● **Work item**
Look through the lines below; wherever the word "adapters" appears, copy that line.

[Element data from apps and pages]
···

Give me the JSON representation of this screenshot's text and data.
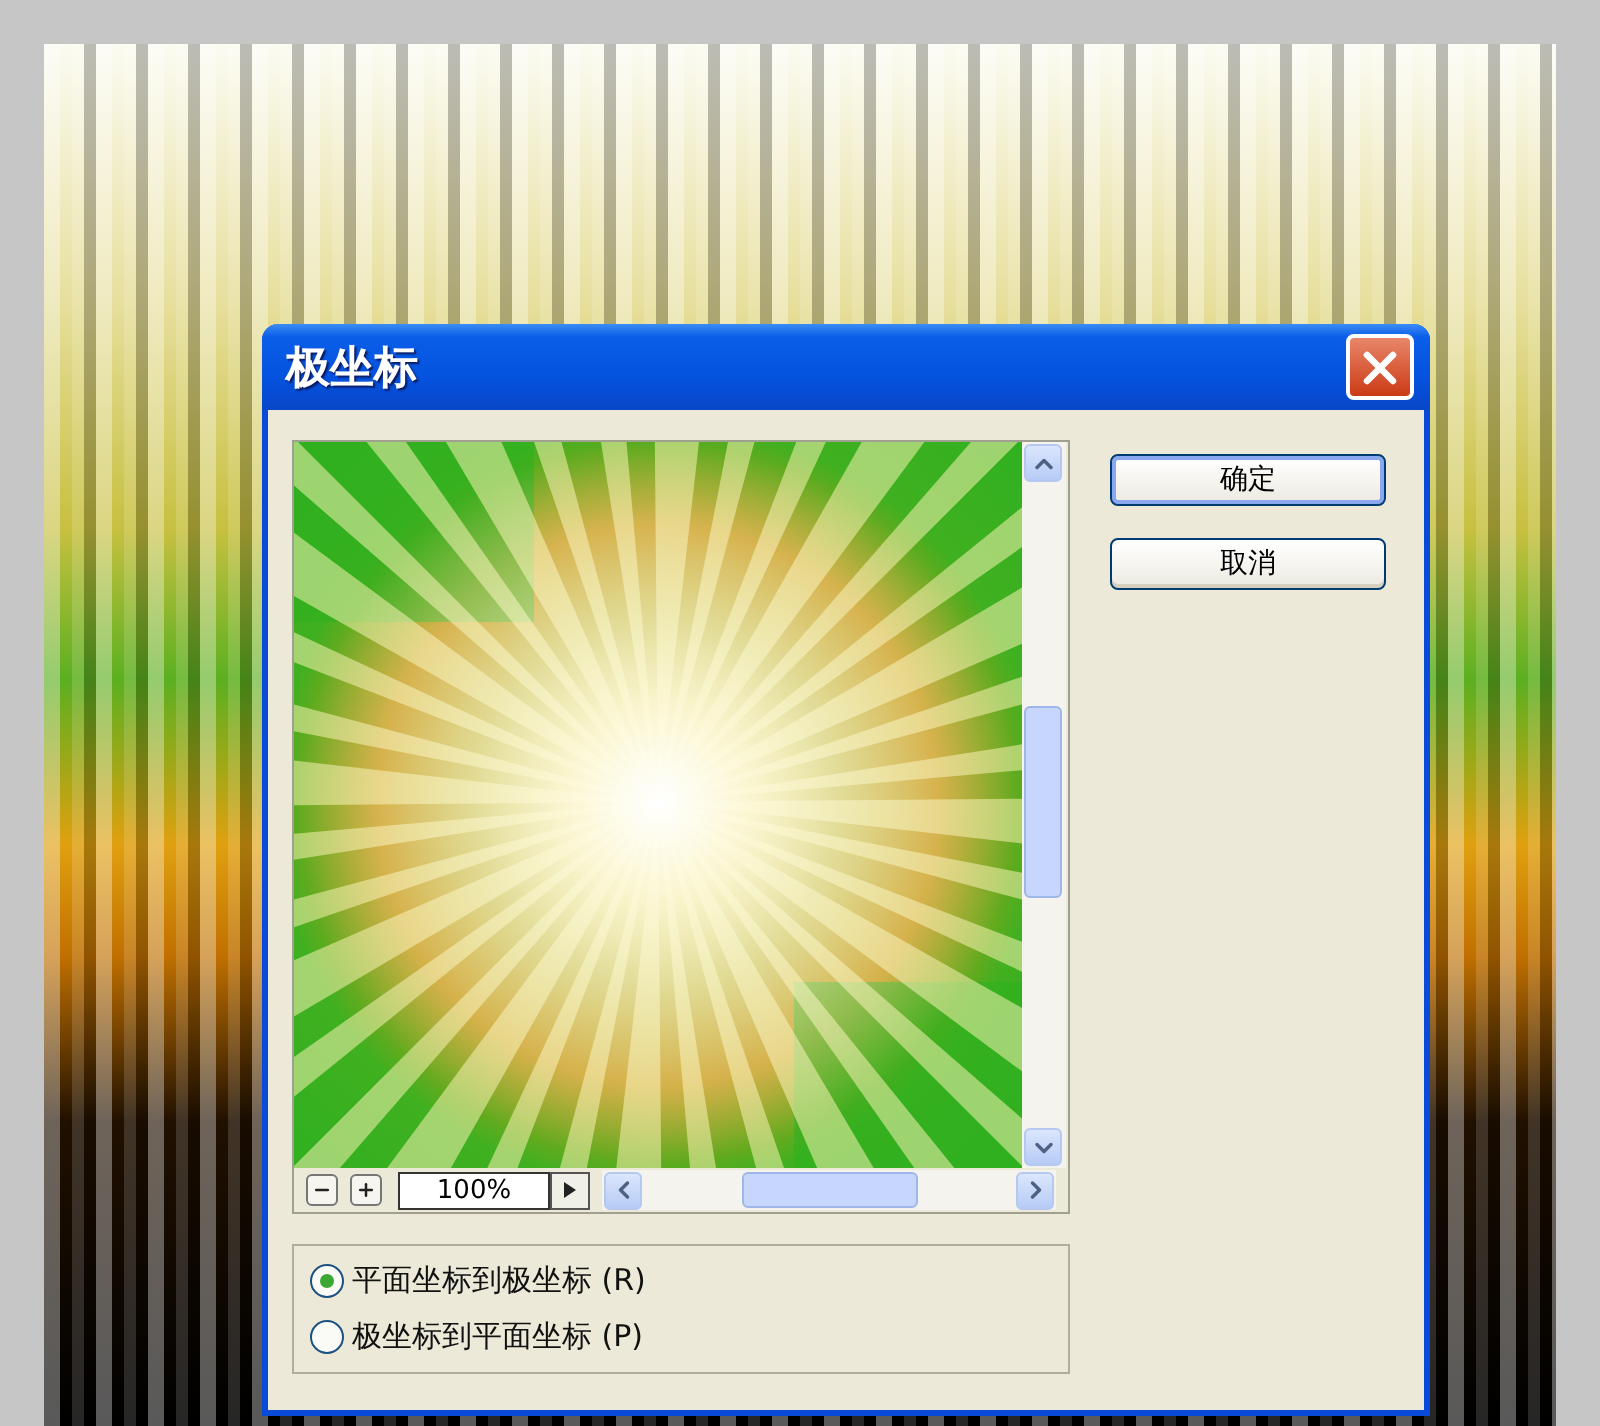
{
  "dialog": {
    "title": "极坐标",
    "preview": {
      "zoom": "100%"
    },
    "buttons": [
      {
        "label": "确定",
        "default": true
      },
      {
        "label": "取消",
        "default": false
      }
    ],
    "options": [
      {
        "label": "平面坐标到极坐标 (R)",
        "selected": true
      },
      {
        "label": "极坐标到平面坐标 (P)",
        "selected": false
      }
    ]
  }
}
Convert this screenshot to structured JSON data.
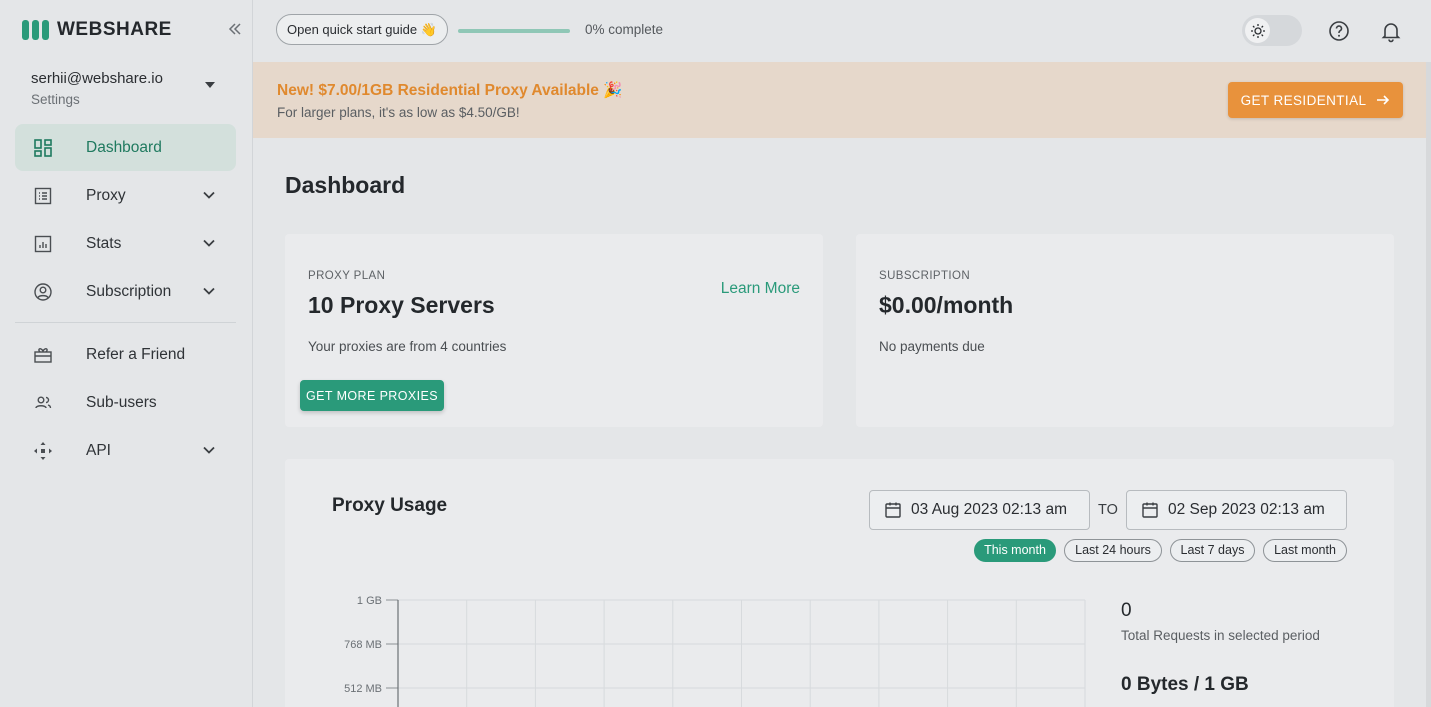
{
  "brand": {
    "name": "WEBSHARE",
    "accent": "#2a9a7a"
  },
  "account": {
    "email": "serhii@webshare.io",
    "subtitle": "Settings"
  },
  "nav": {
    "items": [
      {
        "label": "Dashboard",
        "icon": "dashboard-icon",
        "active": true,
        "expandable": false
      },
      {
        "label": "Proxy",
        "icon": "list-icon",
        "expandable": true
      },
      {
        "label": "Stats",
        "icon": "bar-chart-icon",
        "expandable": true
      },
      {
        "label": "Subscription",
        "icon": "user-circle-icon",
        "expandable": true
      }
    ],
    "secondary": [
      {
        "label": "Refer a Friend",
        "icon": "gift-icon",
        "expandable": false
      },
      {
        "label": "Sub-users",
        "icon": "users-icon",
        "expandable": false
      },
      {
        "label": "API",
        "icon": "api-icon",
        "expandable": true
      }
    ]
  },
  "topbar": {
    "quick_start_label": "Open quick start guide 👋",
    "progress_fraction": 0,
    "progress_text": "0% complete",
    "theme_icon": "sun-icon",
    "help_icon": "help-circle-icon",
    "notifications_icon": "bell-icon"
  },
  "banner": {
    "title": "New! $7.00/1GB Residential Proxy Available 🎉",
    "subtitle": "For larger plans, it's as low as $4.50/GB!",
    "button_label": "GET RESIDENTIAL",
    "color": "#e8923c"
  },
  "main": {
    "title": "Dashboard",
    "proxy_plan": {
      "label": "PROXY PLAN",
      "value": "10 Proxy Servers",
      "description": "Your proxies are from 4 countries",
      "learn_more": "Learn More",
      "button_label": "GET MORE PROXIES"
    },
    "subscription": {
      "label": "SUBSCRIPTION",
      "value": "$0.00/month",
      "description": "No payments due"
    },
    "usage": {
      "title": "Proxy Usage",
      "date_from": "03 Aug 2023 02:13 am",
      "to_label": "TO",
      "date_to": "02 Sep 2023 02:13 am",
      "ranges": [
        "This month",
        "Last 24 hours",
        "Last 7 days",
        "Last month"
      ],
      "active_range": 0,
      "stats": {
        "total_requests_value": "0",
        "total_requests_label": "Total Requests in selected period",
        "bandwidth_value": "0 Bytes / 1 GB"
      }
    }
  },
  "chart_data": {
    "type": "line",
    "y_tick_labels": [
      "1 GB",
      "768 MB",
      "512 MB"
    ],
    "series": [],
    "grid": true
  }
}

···

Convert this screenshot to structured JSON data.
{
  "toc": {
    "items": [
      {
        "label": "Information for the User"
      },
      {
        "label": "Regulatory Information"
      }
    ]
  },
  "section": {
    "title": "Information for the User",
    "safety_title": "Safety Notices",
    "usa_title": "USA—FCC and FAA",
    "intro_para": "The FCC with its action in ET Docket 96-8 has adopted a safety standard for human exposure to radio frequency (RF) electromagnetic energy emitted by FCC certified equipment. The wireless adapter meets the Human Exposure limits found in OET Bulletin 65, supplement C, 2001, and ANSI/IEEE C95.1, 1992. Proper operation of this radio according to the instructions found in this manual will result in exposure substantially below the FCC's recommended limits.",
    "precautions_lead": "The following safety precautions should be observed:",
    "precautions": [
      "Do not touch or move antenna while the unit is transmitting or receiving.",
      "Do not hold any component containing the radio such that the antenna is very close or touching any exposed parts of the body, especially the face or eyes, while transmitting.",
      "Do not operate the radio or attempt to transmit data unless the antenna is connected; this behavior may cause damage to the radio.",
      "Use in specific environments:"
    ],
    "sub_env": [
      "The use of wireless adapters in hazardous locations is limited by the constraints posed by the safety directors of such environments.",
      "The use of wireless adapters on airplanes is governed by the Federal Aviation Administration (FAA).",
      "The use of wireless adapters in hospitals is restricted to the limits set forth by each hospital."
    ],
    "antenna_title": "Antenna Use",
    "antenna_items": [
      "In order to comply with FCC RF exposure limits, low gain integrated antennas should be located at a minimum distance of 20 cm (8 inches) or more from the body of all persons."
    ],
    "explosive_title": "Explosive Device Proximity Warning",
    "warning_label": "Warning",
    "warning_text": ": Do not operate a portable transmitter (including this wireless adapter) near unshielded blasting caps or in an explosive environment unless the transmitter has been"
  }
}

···

● **Result below**
      "The use of wireless adapters in hazardous locations is limited by the constraints posed by the safety directors of such environments.",
      "The use of wireless adapters on airplanes is governed by the Federal Aviation Administration (FAA).",
      "The use of wireless adapters in hospitals is restricted to the limits set forth by each hospital."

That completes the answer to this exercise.